Why we should visit countries ruled by dictators
"Now opposition leader Aung San Suu Kyi has dropped her opposition to tourism, Myanmar has become hip."
Any minute now, we’ll start seeing “I’ve Been to Burma Too” t-shirts. Now opposition leader Aung San Suu Kyi has dropped her opposition to tourism, Myanmar (as the country is now officially known) has become hip. My only question is: what took so long?
When I booked my ticket to Myanmar last year, I was amazed not just by how many people seemed to support the tourism boycott, but how few of them were able to articulate why Myanmar’s military government is worse than the governments of such trendy destinations as Cuba or even China – neither of which gets a great rap from Amnesty International.
Personally, I don’t believe in tourism boycotts. Sure, by going to Myanmar, I put some money in government coffers – but I also put money into the hands of starving locals who suffer chronic underemployment. Every single local I spoke to wanted more visitors to come – even those who weren’t benefiting economically. These people all supported Aung San Suu Kyi generally: they just thought, on this issue, she was wrong.
Women entering a mosque in the Holy city of Qom, Iran.
That’s one reason I don’t like the idea of no-go zones: I want to find out for myself. Having been to both Myanmar and China, for instance, I can tell you that the average Myanmar citizen may not like the military junta, but they’re not cowed by it. They’re quite happy to tell you precisely what the government is doing wrong. By contrast, I’ve found that if you ask the average Chinese about their government’s worst excesses, they’ll turn pale and silent.
I can also tell you that in Myanmar – as in just about every one of the dozen or so dictatorships I’ve been to – people are desperate for visitors. Trapped in a country where information is controlled by the government, they long for some kind of contact with the outside world.
When I first visited Iran, more than a decade ago, the second Palestinian intifada had just begun and the Middle East was aflame with anti-Western protests. I was concerned about the welcome I would get – but the locals couldn’t have been friendlier.
I was unable to walk down the street without someone starting a conversation with me. Not a “come into my carpet shop” conversation – they just wanted to talk to someone from “outside”. Far from vilifying the United States, most of them actively admired the country. That trip taught me that what you see on the news is only ever part of the story.

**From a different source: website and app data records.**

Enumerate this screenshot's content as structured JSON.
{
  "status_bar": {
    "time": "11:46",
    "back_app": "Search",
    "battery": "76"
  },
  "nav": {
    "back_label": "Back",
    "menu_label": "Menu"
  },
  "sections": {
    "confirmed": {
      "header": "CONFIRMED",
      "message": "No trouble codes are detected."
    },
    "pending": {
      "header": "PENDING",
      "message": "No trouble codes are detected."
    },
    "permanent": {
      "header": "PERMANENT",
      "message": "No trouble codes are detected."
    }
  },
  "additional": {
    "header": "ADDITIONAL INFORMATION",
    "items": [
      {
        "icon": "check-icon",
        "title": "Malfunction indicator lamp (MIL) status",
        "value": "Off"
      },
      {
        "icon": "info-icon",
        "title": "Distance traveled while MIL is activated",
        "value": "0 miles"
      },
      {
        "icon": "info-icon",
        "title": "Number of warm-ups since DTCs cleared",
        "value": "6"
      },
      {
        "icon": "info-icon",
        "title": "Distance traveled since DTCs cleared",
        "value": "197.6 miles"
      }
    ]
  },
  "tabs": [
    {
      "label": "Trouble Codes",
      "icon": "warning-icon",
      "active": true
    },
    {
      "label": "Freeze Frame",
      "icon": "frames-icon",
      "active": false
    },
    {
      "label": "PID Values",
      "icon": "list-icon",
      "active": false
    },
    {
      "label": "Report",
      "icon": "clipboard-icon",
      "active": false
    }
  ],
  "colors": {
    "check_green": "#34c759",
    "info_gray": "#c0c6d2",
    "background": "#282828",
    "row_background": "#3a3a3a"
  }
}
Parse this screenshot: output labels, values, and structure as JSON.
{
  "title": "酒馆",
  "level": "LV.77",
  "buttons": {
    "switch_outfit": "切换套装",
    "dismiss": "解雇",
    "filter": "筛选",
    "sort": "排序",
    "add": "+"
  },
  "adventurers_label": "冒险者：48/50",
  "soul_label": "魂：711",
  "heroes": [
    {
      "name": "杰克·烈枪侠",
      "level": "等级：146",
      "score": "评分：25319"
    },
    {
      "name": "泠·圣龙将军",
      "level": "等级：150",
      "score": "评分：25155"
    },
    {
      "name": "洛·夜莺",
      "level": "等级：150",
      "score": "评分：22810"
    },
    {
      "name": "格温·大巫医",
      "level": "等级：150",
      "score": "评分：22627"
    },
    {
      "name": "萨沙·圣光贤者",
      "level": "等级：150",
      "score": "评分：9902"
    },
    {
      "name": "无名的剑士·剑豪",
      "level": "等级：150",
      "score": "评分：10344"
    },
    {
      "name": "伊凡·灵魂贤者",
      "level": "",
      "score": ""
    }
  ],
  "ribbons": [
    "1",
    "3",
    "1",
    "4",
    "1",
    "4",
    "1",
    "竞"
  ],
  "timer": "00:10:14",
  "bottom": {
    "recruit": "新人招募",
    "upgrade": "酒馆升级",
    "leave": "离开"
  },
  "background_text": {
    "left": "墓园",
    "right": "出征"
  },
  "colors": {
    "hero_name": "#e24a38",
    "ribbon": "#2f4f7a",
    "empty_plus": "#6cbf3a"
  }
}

Of course, everyone has the right not to visit a particular destination. Some of my gay friends won’t go to countries that vilify homosexuals, and that’s fair enough. By that logic, I should avoid the Middle East, where many countries curtail the freedoms of women. But I like to think that by being there, I’m giving local women a look at an alternative way of living.
Maybe I’m naïve, but perhaps the sight of a woman who goes where she wants, when she wants, without male permission or accompaniment, may give some women hope. Certainly I’ve had some exciting, inspiring conversations with women throughout the Middle East. In every despotic regime, there are a few brave individuals who fight for change in ways big and small. Every little piece of inspiration helps.
But if there’s one reason above all others why I think it’s important to visit countries ruled by tyrants and dictators, it’s this. The first thing many dictators do is lock their citizens in. They don’t want their people know what the rest of the world is like. Isn’t that the best reason on earth to go to them?
Do you have a personal travel blacklist? Which countries are on it, and why?